-WWII boosted fortunes mostly of least scrupulous within social institutions.

-Advertising strategies and mass media plus 1990's "conservative" putsch= PR/media groupthink that formally enshrines dominance as virtue.

Beyond this I would like to add that this seems like a typical shift of values within an empire. Of course as force becomes more and more the mode of shaping external relations of a culture the more it will be found as a value within that culture as well.

What we have today is a culture where winning is seen to be a value unto itself. By my lights this really does stretch back to the early 20th c. industrialists. There were social upheavals relating to what was a relatively explicit shift in values at the time, culminating with the turbulent 1930's. WWII did not so much cure the ills of the depression, however, as it reestablished the social order based on force and dominance that had been emerging prior to the depression.

Now, after Monica and Florida 2000, there is little other than winning available to appeal to. And frankly, other than a few isolated incidences of outcry (e.g. "greatest gen" highbrow types on TV after Abu Ghraib) there has been no clear enunciation of these values. And that doesn't count for much.

In fact, there has been very little in the way of any clear enunciation of classical liberal values within popular culture for a very long time. And check it, it has to be within popular culture, because as long as we still vote for our leaders, that's where the values approved by our elections are going to be first established.

I think that these values were strongly reinforced within our educational system after the horrors of WWII drove many to question some long held assumptions about human nature, but since then there've been some problems: Free Love, 1970's revolutionaries and the earnest, disasterous attempt in the late 80's to codify cultural respect known as Political Correctness. And for each of these movements, the power elite became more alarmed and antagonistic towards classical libreral values.

This antagonism has been expressed in many ways, but mostly it has been within the sphere of politics and public rhetoric. As anyone who has read this report knows, there has been a great deal of energy put into dominating rhetoric, and in order to reinforce , but also to rationalize that dominance, dominance itself has had to be glorified.

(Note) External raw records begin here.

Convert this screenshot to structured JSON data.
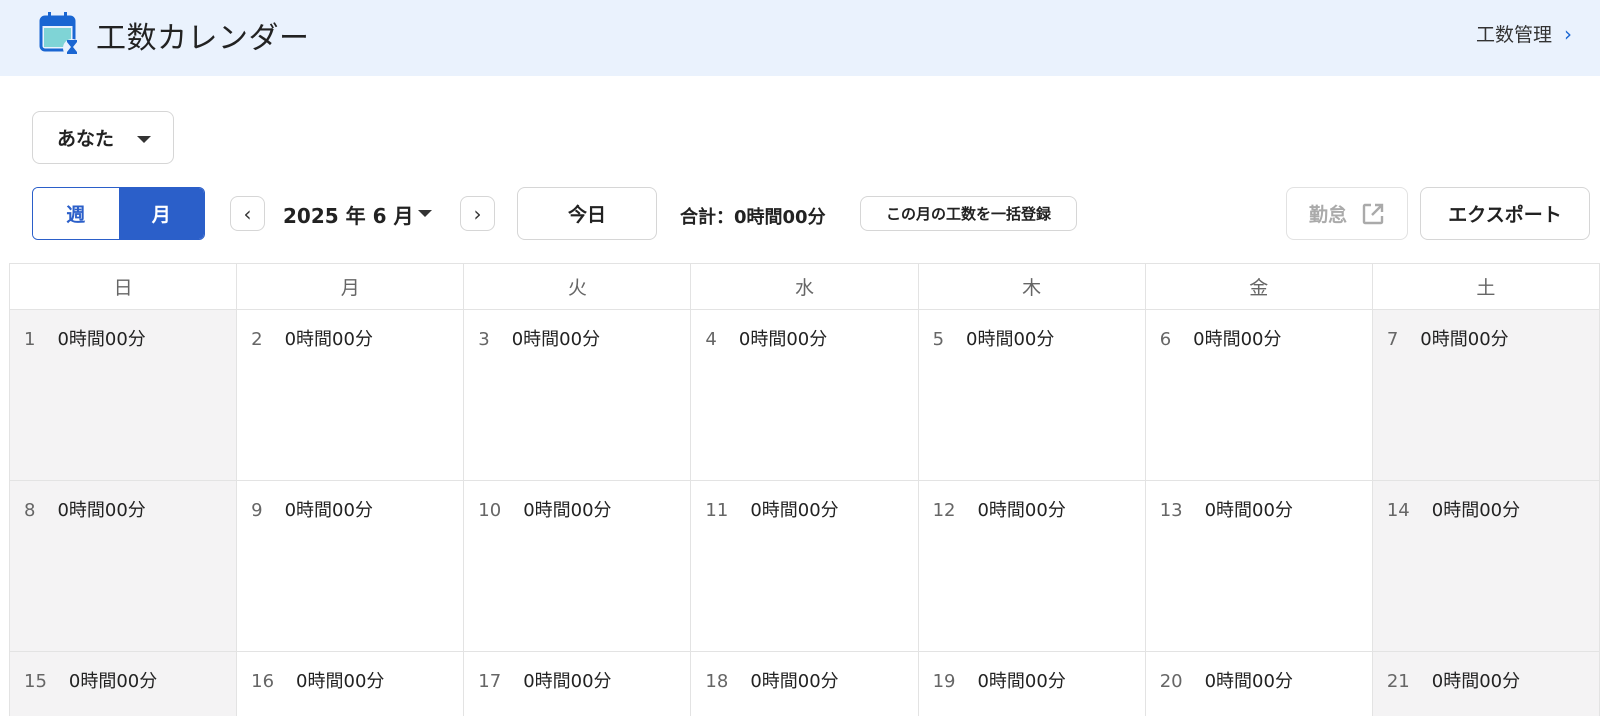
{
  "header": {
    "title": "工数カレンダー",
    "manage_link": "工数管理",
    "chevron": "›"
  },
  "user_select": {
    "value": "あなた"
  },
  "view_toggle": {
    "week": "週",
    "month": "月",
    "selected": "month"
  },
  "nav": {
    "prev": "‹",
    "next": "›",
    "month_label": "2025 年 6 月"
  },
  "today_label": "今日",
  "total_label": "合計：0時間00分",
  "bulk_register_label": "この月の工数を一括登録",
  "attendance_label": "勤怠",
  "export_label": "エクスポート",
  "calendar": {
    "weekdays": [
      "日",
      "月",
      "火",
      "水",
      "木",
      "金",
      "土"
    ],
    "weeks": [
      [
        {
          "day": "1",
          "hours": "0時間00分"
        },
        {
          "day": "2",
          "hours": "0時間00分"
        },
        {
          "day": "3",
          "hours": "0時間00分"
        },
        {
          "day": "4",
          "hours": "0時間00分"
        },
        {
          "day": "5",
          "hours": "0時間00分"
        },
        {
          "day": "6",
          "hours": "0時間00分"
        },
        {
          "day": "7",
          "hours": "0時間00分"
        }
      ],
      [
        {
          "day": "8",
          "hours": "0時間00分"
        },
        {
          "day": "9",
          "hours": "0時間00分"
        },
        {
          "day": "10",
          "hours": "0時間00分"
        },
        {
          "day": "11",
          "hours": "0時間00分"
        },
        {
          "day": "12",
          "hours": "0時間00分"
        },
        {
          "day": "13",
          "hours": "0時間00分"
        },
        {
          "day": "14",
          "hours": "0時間00分"
        }
      ],
      [
        {
          "day": "15",
          "hours": "0時間00分"
        },
        {
          "day": "16",
          "hours": "0時間00分"
        },
        {
          "day": "17",
          "hours": "0時間00分"
        },
        {
          "day": "18",
          "hours": "0時間00分"
        },
        {
          "day": "19",
          "hours": "0時間00分"
        },
        {
          "day": "20",
          "hours": "0時間00分"
        },
        {
          "day": "21",
          "hours": "0時間00分"
        }
      ]
    ]
  },
  "colors": {
    "header_bg": "#eaf2fd",
    "accent": "#2b5fc9",
    "weekend_bg": "#f4f3f4"
  }
}
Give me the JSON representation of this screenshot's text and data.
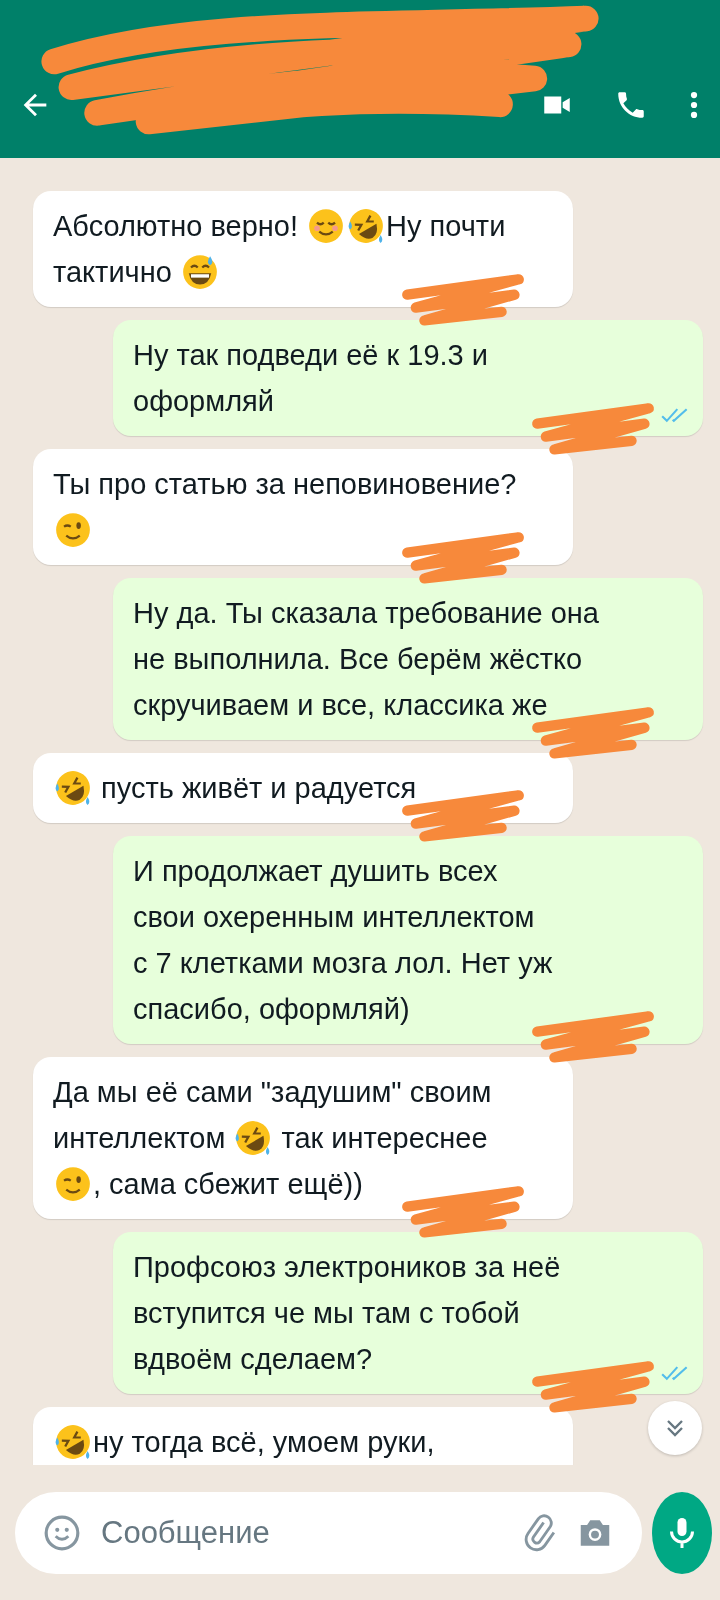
{
  "header": {
    "redacted": true
  },
  "messages": [
    {
      "kind": "incoming",
      "time_redacted": true,
      "lines": [
        [
          {
            "kind": "text",
            "text": "Абсолютно верно! "
          },
          {
            "kind": "relieved"
          },
          {
            "kind": "rofl"
          },
          {
            "kind": "text",
            "text": "Ну почти"
          }
        ],
        [
          {
            "kind": "text",
            "text": "тактично "
          },
          {
            "kind": "sweat"
          }
        ]
      ]
    },
    {
      "kind": "outgoing",
      "time_redacted": true,
      "read": true,
      "lines": [
        [
          {
            "kind": "text",
            "text": "Ну так подведи её к 19.3 и"
          }
        ],
        [
          {
            "kind": "text",
            "text": "оформляй"
          }
        ]
      ]
    },
    {
      "kind": "incoming",
      "time_redacted": true,
      "lines": [
        [
          {
            "kind": "text",
            "text": "Ты про статью за неповиновение?"
          }
        ],
        [
          {
            "kind": "wink"
          }
        ]
      ]
    },
    {
      "kind": "outgoing",
      "time_redacted": true,
      "read": false,
      "lines": [
        [
          {
            "kind": "text",
            "text": "Ну да. Ты сказала требование она"
          }
        ],
        [
          {
            "kind": "text",
            "text": "не выполнила. Все берём жёстко"
          }
        ],
        [
          {
            "kind": "text",
            "text": "скручиваем и все, классика же"
          }
        ]
      ]
    },
    {
      "kind": "incoming",
      "time_redacted": true,
      "lines": [
        [
          {
            "kind": "rofl"
          },
          {
            "kind": "text",
            "text": " пусть живёт и радуется"
          }
        ]
      ]
    },
    {
      "kind": "outgoing",
      "time_redacted": true,
      "read": false,
      "lines": [
        [
          {
            "kind": "text",
            "text": "И продолжает душить всех"
          }
        ],
        [
          {
            "kind": "text",
            "text": "свои охеренным интеллектом"
          }
        ],
        [
          {
            "kind": "text",
            "text": "с 7 клетками мозга лол. Нет уж"
          }
        ],
        [
          {
            "kind": "text",
            "text": "спасибо, оформляй)"
          }
        ]
      ]
    },
    {
      "kind": "incoming",
      "time_redacted": true,
      "lines": [
        [
          {
            "kind": "text",
            "text": "Да мы её сами \"задушим\" своим"
          }
        ],
        [
          {
            "kind": "text",
            "text": "интеллектом "
          },
          {
            "kind": "rofl"
          },
          {
            "kind": "text",
            "text": " так интереснее"
          }
        ],
        [
          {
            "kind": "wink"
          },
          {
            "kind": "text",
            "text": ", сама сбежит ещё))"
          }
        ]
      ]
    },
    {
      "kind": "outgoing",
      "time_redacted": true,
      "read": true,
      "lines": [
        [
          {
            "kind": "text",
            "text": "Профсоюз электроников за неё"
          }
        ],
        [
          {
            "kind": "text",
            "text": "вступится че мы там с тобой"
          }
        ],
        [
          {
            "kind": "text",
            "text": "вдвоём сделаем?"
          }
        ]
      ]
    },
    {
      "kind": "incoming",
      "time_redacted": false,
      "lines": [
        [
          {
            "kind": "rofl"
          },
          {
            "kind": "text",
            "text": "ну тогда всё, умоем руки,"
          }
        ]
      ]
    }
  ],
  "input": {
    "placeholder": "Сообщение"
  }
}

Of course this is only part of a larger trend. Americans love football and basketball today, not baseball. But it is the ground we are standing on. If today's politicians want to approach this issue... well, I think it will be difficult, but first they will have to win some battles (Alito), no matter how they do it because if they don't, they will have no social standing with which to present the worth of their ideas.

Note: This post has been edited and lengthened for clarity.